- **BRIEF**:
Any pictures in the records below should be skipped; write out everything else exactly.

-----

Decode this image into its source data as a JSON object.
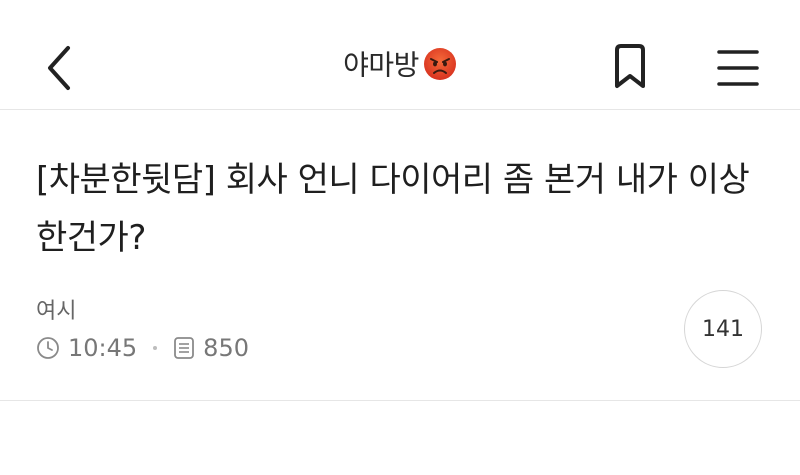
{
  "header": {
    "back_icon": "chevron-left-icon",
    "title": "야마방",
    "title_emoji": "angry-face-emoji",
    "bookmark_icon": "bookmark-icon",
    "menu_icon": "hamburger-menu-icon"
  },
  "post": {
    "title": "[차분한뒷담] 회사 언니 다이어리 좀 본거 내가 이상한건가?",
    "author": "여시",
    "time": "10:45",
    "views": "850",
    "comment_count": "141"
  },
  "colors": {
    "text_primary": "#1f1f1f",
    "text_meta": "#777777",
    "divider": "#e6e6e6",
    "emoji_red": "#e8442b"
  }
}
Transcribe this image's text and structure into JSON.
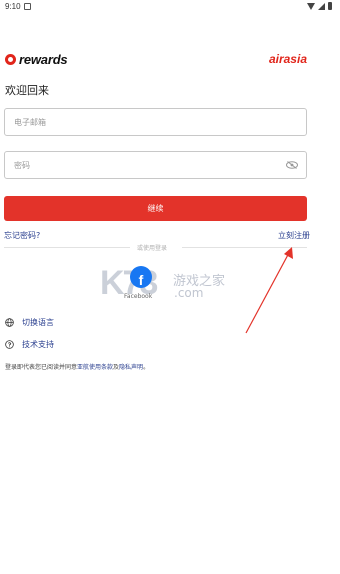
{
  "status_bar": {
    "time": "9:10"
  },
  "header": {
    "brand_left": "rewards",
    "brand_right": "airasia"
  },
  "login": {
    "welcome": "欢迎回来",
    "email_placeholder": "电子邮箱",
    "password_placeholder": "密码",
    "continue_label": "继续",
    "forgot_password": "忘记密码?",
    "register": "立刻注册",
    "or_login_with": "或使用登录",
    "facebook_label": "Facebook"
  },
  "options": {
    "language": "切换语言",
    "support": "技术支持"
  },
  "terms": {
    "prefix": "登录即代表您已阅读并同意",
    "terms_link": "亚航使用条款",
    "joiner": "及",
    "privacy_link": "隐私声明",
    "suffix": "。"
  },
  "watermark": {
    "logo": "K73",
    "cn": "游戏之家",
    "domain": ".com"
  },
  "colors": {
    "brand_red": "#e3332a",
    "link_blue": "#2a3f8f",
    "facebook_blue": "#1877f2"
  }
}
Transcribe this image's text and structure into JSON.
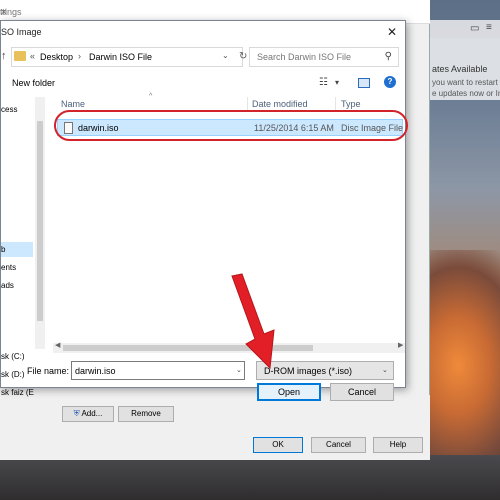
{
  "settings": {
    "title_fragment": "ttings",
    "add_label": "Add...",
    "remove_label": "Remove",
    "ok_label": "OK",
    "cancel_label": "Cancel",
    "help_label": "Help"
  },
  "update_notice": {
    "title": "ates Available",
    "line1": "you want to restart t",
    "line2": "e updates now or Install"
  },
  "dialog": {
    "title": "SO Image",
    "breadcrumb": [
      "Desktop",
      "Darwin ISO File"
    ],
    "search_placeholder": "Search Darwin ISO File",
    "new_folder_label": "New folder",
    "nav_items": [
      "cess",
      "",
      "",
      "",
      "ents",
      "ads",
      "",
      "",
      "",
      "sk (C:)",
      "sk (D:)",
      "sk faiz (E"
    ],
    "columns": {
      "name": "Name",
      "date": "Date modified",
      "type": "Type"
    },
    "files": [
      {
        "name": "darwin.iso",
        "date": "11/25/2014 6:15 AM",
        "type": "Disc Image File"
      }
    ],
    "filename_label": "File name:",
    "filename_value": "darwin.iso",
    "filetype_value": "D-ROM images (*.iso)",
    "open_label": "Open",
    "cancel_label": "Cancel"
  },
  "colors": {
    "highlight": "#d2232a",
    "selection": "#cce8ff",
    "accent": "#0078d7"
  }
}
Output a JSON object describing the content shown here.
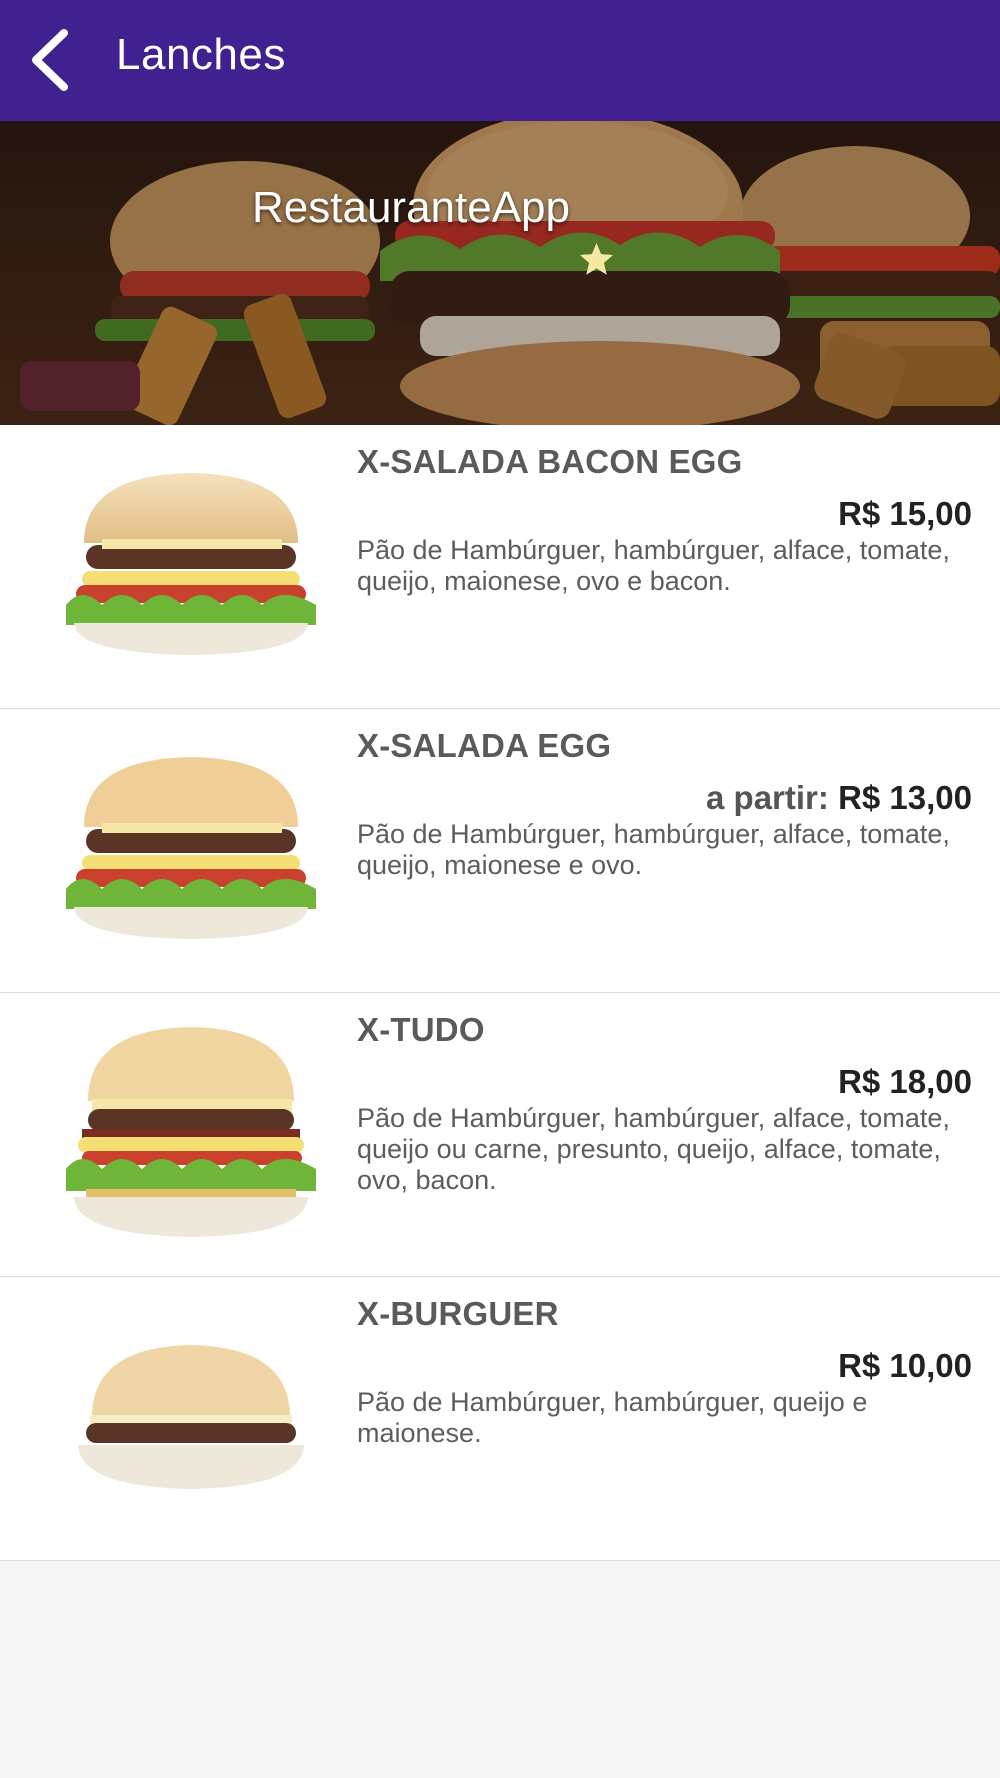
{
  "appbar": {
    "back_icon": "chevron-left-icon",
    "title": "Lanches",
    "background": "#40218f"
  },
  "hero": {
    "title": "RestauranteApp",
    "rating": 5,
    "star_color": "#f6e7a3"
  },
  "items": [
    {
      "name": "X-SALADA BACON EGG",
      "price_prefix": "",
      "price": "R$ 15,00",
      "description": "Pão de Hambúrguer, hambúrguer, alface, tomate, queijo, maionese, ovo e bacon."
    },
    {
      "name": "X-SALADA EGG",
      "price_prefix": "a partir: ",
      "price": "R$ 13,00",
      "description": "Pão de Hambúrguer, hambúrguer, alface, tomate, queijo, maionese e ovo."
    },
    {
      "name": "X-TUDO",
      "price_prefix": "",
      "price": "R$ 18,00",
      "description": "Pão de Hambúrguer, hambúrguer, alface, tomate, queijo ou carne, presunto, queijo, alface, tomate, ovo, bacon."
    },
    {
      "name": "X-BURGUER",
      "price_prefix": "",
      "price": "R$ 10,00",
      "description": "Pão de Hambúrguer, hambúrguer, queijo e maionese."
    }
  ]
}
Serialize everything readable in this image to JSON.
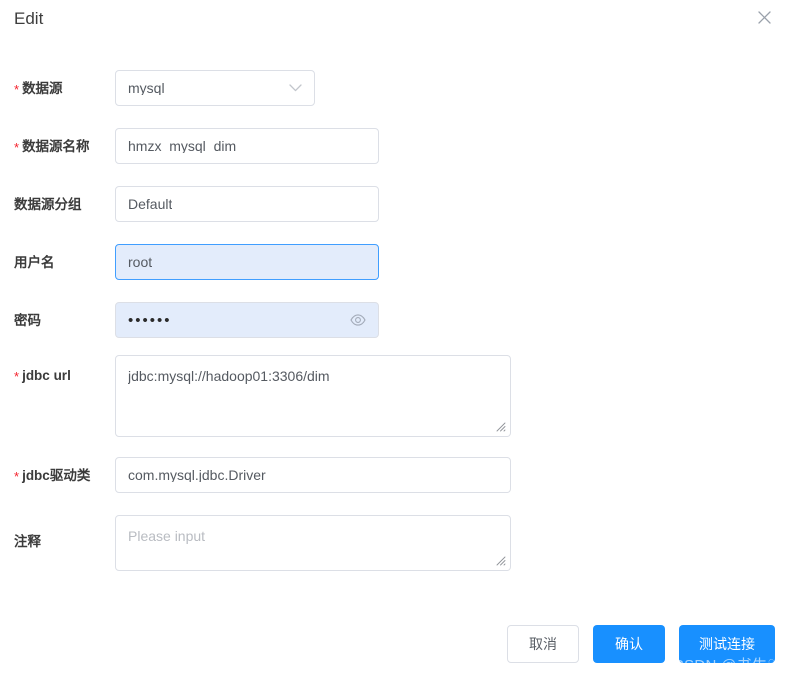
{
  "dialog": {
    "title": "Edit",
    "close_icon": "close-icon"
  },
  "form": {
    "fields": [
      {
        "key": "datasource_type",
        "label": "数据源",
        "required": true,
        "control": "select",
        "value": "mysql",
        "icon": "chevron-down-icon"
      },
      {
        "key": "datasource_name",
        "label": "数据源名称",
        "required": true,
        "control": "input",
        "value": "hmzx_mysql_dim"
      },
      {
        "key": "datasource_group",
        "label": "数据源分组",
        "required": false,
        "control": "input",
        "value": "Default"
      },
      {
        "key": "username",
        "label": "用户名",
        "required": false,
        "control": "input",
        "value": "root",
        "state": "focused-autofill"
      },
      {
        "key": "password",
        "label": "密码",
        "required": false,
        "control": "password",
        "value": "••••••",
        "icon": "eye-icon",
        "state": "autofill"
      },
      {
        "key": "jdbc_url",
        "label": "jdbc url",
        "required": true,
        "control": "textarea",
        "value": "jdbc:mysql://hadoop01:3306/dim"
      },
      {
        "key": "jdbc_driver_class",
        "label": "jdbc驱动类",
        "required": true,
        "control": "input",
        "value": "com.mysql.jdbc.Driver"
      },
      {
        "key": "comment",
        "label": "注释",
        "required": false,
        "control": "textarea",
        "value": "",
        "placeholder": "Please input"
      }
    ],
    "required_marker": "*"
  },
  "footer": {
    "cancel_label": "取消",
    "confirm_label": "确认",
    "test_connection_label": "测试连接"
  },
  "watermark": {
    "text": "CSDN @书生♡"
  },
  "colors": {
    "primary": "#1890ff",
    "focus_border": "#409eff",
    "autofill_bg": "#e3ecfb",
    "required_red": "#f5222d",
    "border": "#dcdfe6"
  }
}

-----

- **REPLY**:
Decode this image into its source data as a JSON object.
{
  "header": {
    "back_icon": "chevron-left-icon",
    "title": "야마방",
    "title_emoji": "angry-face-emoji",
    "bookmark_icon": "bookmark-icon",
    "menu_icon": "hamburger-menu-icon"
  },
  "post": {
    "title": "[차분한뒷담] 회사 언니 다이어리 좀 본거 내가 이상한건가?",
    "author": "여시",
    "time": "10:45",
    "views": "850",
    "comment_count": "141"
  },
  "colors": {
    "text_primary": "#1f1f1f",
    "text_meta": "#777777",
    "divider": "#e6e6e6",
    "emoji_red": "#e8442b"
  }
}
Transcribe this image's text and structure into JSON.
{
  "status_bar": {
    "time": "9:10"
  },
  "header": {
    "brand_left": "rewards",
    "brand_right": "airasia"
  },
  "login": {
    "welcome": "欢迎回来",
    "email_placeholder": "电子邮箱",
    "password_placeholder": "密码",
    "continue_label": "继续",
    "forgot_password": "忘记密码?",
    "register": "立刻注册",
    "or_login_with": "或使用登录",
    "facebook_label": "Facebook"
  },
  "options": {
    "language": "切换语言",
    "support": "技术支持"
  },
  "terms": {
    "prefix": "登录即代表您已阅读并同意",
    "terms_link": "亚航使用条款",
    "joiner": "及",
    "privacy_link": "隐私声明",
    "suffix": "。"
  },
  "watermark": {
    "logo": "K73",
    "cn": "游戏之家",
    "domain": ".com"
  },
  "colors": {
    "brand_red": "#e3332a",
    "link_blue": "#2a3f8f",
    "facebook_blue": "#1877f2"
  }
}
Transcribe this image's text and structure into JSON.
{
  "settings": {
    "title_fragment": "ttings",
    "add_label": "Add...",
    "remove_label": "Remove",
    "ok_label": "OK",
    "cancel_label": "Cancel",
    "help_label": "Help"
  },
  "update_notice": {
    "title": "ates Available",
    "line1": "you want to restart t",
    "line2": "e updates now or Install"
  },
  "dialog": {
    "title": "SO Image",
    "breadcrumb": [
      "Desktop",
      "Darwin ISO File"
    ],
    "search_placeholder": "Search Darwin ISO File",
    "new_folder_label": "New folder",
    "nav_items": [
      "cess",
      "",
      "",
      "",
      "ents",
      "ads",
      "",
      "",
      "",
      "sk (C:)",
      "sk (D:)",
      "sk faiz (E"
    ],
    "columns": {
      "name": "Name",
      "date": "Date modified",
      "type": "Type"
    },
    "files": [
      {
        "name": "darwin.iso",
        "date": "11/25/2014 6:15 AM",
        "type": "Disc Image File"
      }
    ],
    "filename_label": "File name:",
    "filename_value": "darwin.iso",
    "filetype_value": "D-ROM images (*.iso)",
    "open_label": "Open",
    "cancel_label": "Cancel"
  },
  "colors": {
    "highlight": "#d2232a",
    "selection": "#cce8ff",
    "accent": "#0078d7"
  }
}
Output a JSON object describing the content shown here.
{
  "appbar": {
    "back_icon": "chevron-left-icon",
    "title": "Lanches",
    "background": "#40218f"
  },
  "hero": {
    "title": "RestauranteApp",
    "rating": 5,
    "star_color": "#f6e7a3"
  },
  "items": [
    {
      "name": "X-SALADA BACON EGG",
      "price_prefix": "",
      "price": "R$ 15,00",
      "description": "Pão de Hambúrguer, hambúrguer, alface, tomate, queijo, maionese, ovo e bacon."
    },
    {
      "name": "X-SALADA EGG",
      "price_prefix": "a partir: ",
      "price": "R$ 13,00",
      "description": "Pão de Hambúrguer, hambúrguer, alface, tomate, queijo, maionese e ovo."
    },
    {
      "name": "X-TUDO",
      "price_prefix": "",
      "price": "R$ 18,00",
      "description": "Pão de Hambúrguer, hambúrguer, alface, tomate, queijo ou carne, presunto, queijo, alface, tomate, ovo, bacon."
    },
    {
      "name": "X-BURGUER",
      "price_prefix": "",
      "price": "R$ 10,00",
      "description": "Pão de Hambúrguer, hambúrguer, queijo e maionese."
    }
  ]
}
Serialize everything readable in this image to JSON.
{
  "dialog": {
    "title": "Edit",
    "close_icon": "close-icon"
  },
  "form": {
    "fields": [
      {
        "key": "datasource_type",
        "label": "数据源",
        "required": true,
        "control": "select",
        "value": "mysql",
        "icon": "chevron-down-icon"
      },
      {
        "key": "datasource_name",
        "label": "数据源名称",
        "required": true,
        "control": "input",
        "value": "hmzx_mysql_dim"
      },
      {
        "key": "datasource_group",
        "label": "数据源分组",
        "required": false,
        "control": "input",
        "value": "Default"
      },
      {
        "key": "username",
        "label": "用户名",
        "required": false,
        "control": "input",
        "value": "root",
        "state": "focused-autofill"
      },
      {
        "key": "password",
        "label": "密码",
        "required": false,
        "control": "password",
        "value": "••••••",
        "icon": "eye-icon",
        "state": "autofill"
      },
      {
        "key": "jdbc_url",
        "label": "jdbc url",
        "required": true,
        "control": "textarea",
        "value": "jdbc:mysql://hadoop01:3306/dim"
      },
      {
        "key": "jdbc_driver_class",
        "label": "jdbc驱动类",
        "required": true,
        "control": "input",
        "value": "com.mysql.jdbc.Driver"
      },
      {
        "key": "comment",
        "label": "注释",
        "required": false,
        "control": "textarea",
        "value": "",
        "placeholder": "Please input"
      }
    ],
    "required_marker": "*"
  },
  "footer": {
    "cancel_label": "取消",
    "confirm_label": "确认",
    "test_connection_label": "测试连接"
  },
  "watermark": {
    "text": "CSDN @书生♡"
  },
  "colors": {
    "primary": "#1890ff",
    "focus_border": "#409eff",
    "autofill_bg": "#e3ecfb",
    "required_red": "#f5222d",
    "border": "#dcdfe6"
  }
}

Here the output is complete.